If You Can't Take the Heat. Record Temperatures and Droughts May Be Here to Stay

Article excerpt

Texans, stoics that they are, are coping pretty well with the heat wave, whose record-breaking temperatures included 10 days of 100-degree-plus mercury in July. And they're used to drought, which has gripped much of the state for the third year in a row, devastating cotton crops in the Panhandle and cornfields in north Texas. But now things have turned Biblical. More than 10,000 dead fish have washed up around bayous, killed by heat and drought, and mosquitoes, spider mites, army worms, fire ants, horn flies and grasshoppers have reached near-plague proportions, thanks to temps 6 to 8 degrees above normal last winter. As a result, instead of dying of cold the bugs enjoyed perfect breeding conditions, and this summer grasshoppers alone have caused $190 million in crop damage and treatment costs. And that's just for starters. The 'hoppers, says entomologist Allen Knutson, "are getting bigger and hungrier."

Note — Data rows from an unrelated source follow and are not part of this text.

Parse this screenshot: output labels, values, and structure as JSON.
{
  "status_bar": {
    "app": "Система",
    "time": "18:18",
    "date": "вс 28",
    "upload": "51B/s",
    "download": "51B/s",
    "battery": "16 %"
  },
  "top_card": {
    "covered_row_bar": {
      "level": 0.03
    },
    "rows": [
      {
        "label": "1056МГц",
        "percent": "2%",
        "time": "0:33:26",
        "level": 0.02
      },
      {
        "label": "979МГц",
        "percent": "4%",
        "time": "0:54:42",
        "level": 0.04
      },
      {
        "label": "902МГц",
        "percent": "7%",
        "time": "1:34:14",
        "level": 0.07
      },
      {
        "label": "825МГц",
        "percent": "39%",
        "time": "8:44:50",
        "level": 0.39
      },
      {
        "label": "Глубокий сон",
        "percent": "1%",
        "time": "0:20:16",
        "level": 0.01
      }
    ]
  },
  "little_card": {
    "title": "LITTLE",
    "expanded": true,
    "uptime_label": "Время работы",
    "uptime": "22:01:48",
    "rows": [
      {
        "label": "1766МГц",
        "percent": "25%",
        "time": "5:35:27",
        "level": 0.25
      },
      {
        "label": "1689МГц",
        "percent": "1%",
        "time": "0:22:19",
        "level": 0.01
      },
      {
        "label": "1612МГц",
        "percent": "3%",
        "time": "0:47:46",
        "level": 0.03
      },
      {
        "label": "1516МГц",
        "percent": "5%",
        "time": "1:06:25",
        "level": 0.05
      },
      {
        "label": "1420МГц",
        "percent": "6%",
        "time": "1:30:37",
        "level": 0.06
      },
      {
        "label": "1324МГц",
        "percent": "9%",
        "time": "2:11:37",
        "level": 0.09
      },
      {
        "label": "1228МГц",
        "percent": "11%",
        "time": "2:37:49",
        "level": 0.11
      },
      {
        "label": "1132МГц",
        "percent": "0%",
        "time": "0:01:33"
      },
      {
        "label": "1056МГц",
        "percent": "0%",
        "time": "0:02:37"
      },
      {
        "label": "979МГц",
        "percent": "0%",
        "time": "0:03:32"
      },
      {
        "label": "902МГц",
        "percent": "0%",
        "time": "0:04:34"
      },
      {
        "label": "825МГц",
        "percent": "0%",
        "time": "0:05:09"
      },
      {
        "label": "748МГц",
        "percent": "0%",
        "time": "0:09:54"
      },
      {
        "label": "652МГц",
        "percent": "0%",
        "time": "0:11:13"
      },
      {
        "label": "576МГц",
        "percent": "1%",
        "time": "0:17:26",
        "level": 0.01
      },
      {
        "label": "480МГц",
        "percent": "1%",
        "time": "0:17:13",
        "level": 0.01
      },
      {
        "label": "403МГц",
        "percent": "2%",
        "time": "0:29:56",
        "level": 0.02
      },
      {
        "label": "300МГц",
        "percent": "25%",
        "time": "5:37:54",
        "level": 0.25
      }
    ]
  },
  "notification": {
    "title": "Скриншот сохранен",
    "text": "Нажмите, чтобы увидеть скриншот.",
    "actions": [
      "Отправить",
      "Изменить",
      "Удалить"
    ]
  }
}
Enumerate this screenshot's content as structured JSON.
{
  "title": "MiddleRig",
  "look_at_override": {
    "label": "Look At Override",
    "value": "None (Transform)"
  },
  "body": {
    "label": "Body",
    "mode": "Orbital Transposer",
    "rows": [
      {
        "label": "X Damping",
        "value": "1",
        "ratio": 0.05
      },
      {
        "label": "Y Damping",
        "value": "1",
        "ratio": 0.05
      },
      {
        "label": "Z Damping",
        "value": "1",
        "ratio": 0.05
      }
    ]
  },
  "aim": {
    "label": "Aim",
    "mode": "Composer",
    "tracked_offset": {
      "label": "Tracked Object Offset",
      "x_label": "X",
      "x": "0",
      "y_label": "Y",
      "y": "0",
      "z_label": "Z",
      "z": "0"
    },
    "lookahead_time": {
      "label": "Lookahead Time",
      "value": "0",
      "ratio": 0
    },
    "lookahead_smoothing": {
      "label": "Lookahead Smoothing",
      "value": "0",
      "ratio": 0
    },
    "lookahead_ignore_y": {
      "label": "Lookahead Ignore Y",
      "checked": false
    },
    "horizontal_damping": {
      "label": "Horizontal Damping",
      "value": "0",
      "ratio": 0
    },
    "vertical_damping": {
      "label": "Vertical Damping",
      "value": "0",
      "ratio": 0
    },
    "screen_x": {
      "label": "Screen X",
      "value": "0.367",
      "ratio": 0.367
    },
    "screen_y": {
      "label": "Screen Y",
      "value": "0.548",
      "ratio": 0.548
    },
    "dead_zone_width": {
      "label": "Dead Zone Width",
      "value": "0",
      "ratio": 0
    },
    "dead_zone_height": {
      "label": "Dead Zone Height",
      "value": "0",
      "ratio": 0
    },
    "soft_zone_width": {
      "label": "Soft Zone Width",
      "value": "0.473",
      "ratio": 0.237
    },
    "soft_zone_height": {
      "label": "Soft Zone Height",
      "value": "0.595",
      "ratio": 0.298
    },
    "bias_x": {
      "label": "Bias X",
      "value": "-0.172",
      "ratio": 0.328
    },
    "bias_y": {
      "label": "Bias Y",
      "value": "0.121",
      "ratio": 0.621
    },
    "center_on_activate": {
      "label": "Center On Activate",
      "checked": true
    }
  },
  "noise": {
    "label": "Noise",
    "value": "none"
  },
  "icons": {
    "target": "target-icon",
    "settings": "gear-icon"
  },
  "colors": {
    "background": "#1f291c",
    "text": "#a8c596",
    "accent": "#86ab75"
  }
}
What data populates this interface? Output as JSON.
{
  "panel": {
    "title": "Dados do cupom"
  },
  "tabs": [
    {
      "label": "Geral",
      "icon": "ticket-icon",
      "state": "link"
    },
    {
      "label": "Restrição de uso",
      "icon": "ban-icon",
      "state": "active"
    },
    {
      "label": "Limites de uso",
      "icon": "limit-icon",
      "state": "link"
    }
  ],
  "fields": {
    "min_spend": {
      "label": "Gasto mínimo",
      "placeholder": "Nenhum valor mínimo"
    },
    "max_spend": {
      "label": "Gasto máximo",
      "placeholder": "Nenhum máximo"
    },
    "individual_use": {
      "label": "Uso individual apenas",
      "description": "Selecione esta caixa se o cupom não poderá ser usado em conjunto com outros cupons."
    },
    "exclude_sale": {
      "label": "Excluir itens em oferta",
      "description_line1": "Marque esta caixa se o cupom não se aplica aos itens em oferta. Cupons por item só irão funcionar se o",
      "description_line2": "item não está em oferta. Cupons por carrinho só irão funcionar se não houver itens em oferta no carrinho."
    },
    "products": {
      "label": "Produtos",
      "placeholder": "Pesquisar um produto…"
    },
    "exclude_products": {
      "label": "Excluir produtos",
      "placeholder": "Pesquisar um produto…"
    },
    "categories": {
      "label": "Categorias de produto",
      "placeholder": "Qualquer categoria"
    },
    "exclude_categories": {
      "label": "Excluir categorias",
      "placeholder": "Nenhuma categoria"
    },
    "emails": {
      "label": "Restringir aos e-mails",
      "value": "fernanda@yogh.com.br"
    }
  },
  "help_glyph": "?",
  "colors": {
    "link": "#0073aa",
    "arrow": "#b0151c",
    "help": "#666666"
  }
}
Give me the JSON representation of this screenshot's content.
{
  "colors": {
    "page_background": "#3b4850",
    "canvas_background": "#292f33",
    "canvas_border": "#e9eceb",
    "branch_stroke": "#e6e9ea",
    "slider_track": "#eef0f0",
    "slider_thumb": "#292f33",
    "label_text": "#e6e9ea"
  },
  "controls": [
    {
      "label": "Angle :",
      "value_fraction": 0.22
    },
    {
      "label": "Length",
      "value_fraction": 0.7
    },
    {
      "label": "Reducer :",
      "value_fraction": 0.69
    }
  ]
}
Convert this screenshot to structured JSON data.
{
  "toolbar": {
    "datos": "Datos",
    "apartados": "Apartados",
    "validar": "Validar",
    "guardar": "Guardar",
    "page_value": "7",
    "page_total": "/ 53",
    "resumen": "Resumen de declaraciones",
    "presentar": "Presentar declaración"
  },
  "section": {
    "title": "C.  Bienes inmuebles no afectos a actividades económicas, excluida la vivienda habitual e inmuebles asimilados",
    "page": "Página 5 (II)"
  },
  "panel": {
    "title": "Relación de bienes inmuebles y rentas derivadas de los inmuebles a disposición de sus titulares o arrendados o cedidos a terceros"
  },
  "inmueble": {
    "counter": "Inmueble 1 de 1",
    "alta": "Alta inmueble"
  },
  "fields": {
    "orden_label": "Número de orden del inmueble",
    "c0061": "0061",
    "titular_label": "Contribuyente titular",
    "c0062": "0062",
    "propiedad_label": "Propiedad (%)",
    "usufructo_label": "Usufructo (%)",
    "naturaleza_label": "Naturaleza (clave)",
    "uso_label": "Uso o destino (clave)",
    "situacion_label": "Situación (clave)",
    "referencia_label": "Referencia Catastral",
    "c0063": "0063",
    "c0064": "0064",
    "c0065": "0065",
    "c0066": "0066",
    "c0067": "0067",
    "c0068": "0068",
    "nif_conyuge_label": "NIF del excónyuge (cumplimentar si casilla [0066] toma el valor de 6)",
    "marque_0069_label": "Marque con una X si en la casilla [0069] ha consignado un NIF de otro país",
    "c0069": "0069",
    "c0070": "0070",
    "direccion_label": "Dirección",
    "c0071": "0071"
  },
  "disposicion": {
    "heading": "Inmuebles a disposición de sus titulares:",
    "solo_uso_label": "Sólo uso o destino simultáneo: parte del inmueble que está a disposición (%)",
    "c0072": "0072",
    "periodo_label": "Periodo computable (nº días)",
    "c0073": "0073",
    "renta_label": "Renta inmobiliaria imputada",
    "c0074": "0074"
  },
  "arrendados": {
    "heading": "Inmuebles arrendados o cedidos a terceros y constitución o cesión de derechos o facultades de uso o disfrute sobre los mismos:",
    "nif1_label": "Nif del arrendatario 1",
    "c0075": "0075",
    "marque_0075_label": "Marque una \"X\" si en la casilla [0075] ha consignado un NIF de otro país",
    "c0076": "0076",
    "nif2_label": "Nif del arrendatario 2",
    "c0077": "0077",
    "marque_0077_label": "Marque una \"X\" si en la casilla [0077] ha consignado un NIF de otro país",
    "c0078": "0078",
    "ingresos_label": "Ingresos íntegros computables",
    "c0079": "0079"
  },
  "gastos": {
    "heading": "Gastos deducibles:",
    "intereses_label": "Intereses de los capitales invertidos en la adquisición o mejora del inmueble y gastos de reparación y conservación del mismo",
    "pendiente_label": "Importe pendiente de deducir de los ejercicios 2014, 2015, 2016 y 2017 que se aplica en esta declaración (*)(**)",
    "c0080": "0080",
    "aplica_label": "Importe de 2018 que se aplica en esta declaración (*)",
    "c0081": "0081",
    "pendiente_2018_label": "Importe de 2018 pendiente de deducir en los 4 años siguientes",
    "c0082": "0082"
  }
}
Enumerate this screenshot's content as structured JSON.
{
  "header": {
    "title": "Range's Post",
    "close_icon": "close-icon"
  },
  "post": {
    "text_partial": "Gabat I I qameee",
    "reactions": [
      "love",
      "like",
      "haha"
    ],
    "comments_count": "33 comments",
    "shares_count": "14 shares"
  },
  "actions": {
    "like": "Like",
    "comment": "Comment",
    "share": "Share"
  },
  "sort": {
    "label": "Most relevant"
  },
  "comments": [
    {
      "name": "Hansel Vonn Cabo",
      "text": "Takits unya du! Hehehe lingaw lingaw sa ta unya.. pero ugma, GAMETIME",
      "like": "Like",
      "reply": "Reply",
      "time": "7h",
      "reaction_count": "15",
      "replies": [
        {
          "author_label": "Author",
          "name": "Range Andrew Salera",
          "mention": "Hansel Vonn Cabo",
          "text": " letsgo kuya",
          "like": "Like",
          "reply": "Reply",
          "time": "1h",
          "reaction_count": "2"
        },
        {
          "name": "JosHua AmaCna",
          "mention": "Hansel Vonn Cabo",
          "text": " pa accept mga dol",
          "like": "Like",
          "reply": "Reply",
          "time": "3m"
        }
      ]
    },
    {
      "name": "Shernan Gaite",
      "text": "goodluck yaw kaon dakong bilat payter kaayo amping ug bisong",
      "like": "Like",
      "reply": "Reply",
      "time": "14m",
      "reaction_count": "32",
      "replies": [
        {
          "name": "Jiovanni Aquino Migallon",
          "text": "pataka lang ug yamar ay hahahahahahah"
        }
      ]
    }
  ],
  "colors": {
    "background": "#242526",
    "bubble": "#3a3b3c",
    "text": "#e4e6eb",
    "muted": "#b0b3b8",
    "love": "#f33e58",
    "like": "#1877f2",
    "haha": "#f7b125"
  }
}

Remember the joke about not just talking about the weather but doing something about it? Looks like we are. Although La Nina, a pool of abnormally cold water in the eastern Pacific Ocean, is probably the immediate cause of the warm and bug-friendly winters, larger forces seem to be at work here. …